Annick de Souzenelle was born on November 4, 1922 into a post-war world which even as a child she found absurd. She earned her Bachelor’s Degree in Mathematics in 1944. Perhaps with a view to find answers to her questions about suffering and meaning, she then turned to nursing and gained her State Diploma in 1947. For fifteen years she worked as an anesthetist. She likes to joke that the first part of her life was spent putting people to sleep, and the second waking them up. Five of these years were spent in Morocco, and contact with Islam and the Arab world left a strong impression on her.
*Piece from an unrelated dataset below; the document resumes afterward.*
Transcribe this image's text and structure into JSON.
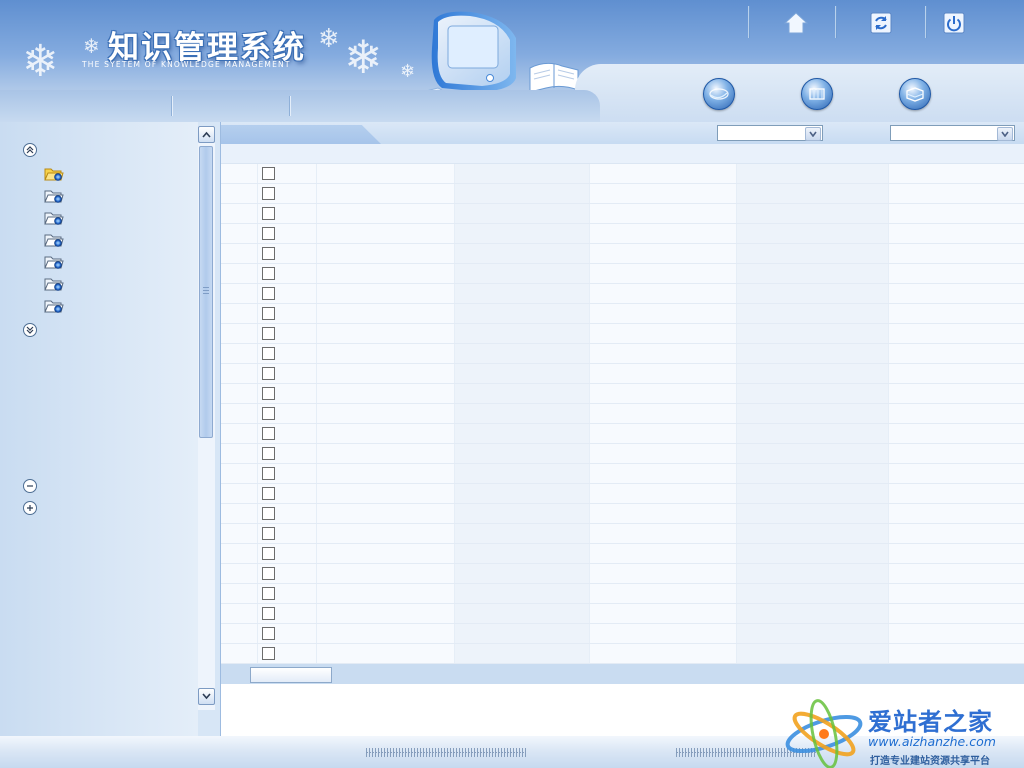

De Souzenelle was brought up as a Roman Catholic, but left this Church at the age of 20, searching for meaning. Fifteen years later she came across the Orthodox Church and the priest who was later to become Bishop Jean Kovalevsky, with whom she studied theology, and shortly afterwards met a Kabbalist who introduced her to the study of Biblical Hebrew and the Kabbalah. These two approaches to the same Mystery amounted to an amazing form of stereophony and an emotional, psychological and spiritual upheaval. From this point on, she continued studying and researching. She also became a Jungian psychotherapist. She began to write, first The Body and its Symbolism (1974), soon afterwards a study of the symbolism of the Hebrew Letters (La lettre, chemin de vie), and finally a new translation with detailed commentary of the first five chapters of Genesis (Alliance de feu). These three works are the foundations on which fifteen subsequent books repose.
In 2010 she founded an Institute of Spiritual Anthropology in Angers, France., which brings students knowledge of all the great spiritual traditions of humanity and the depths where they resemble each other, enabling hearts to awaken.
She continues to write and to teach, mostly now in France, Belgium and Italy, though in the past she has also taught in Canada and Roumania. De Souzenelle is married and the mother of two children.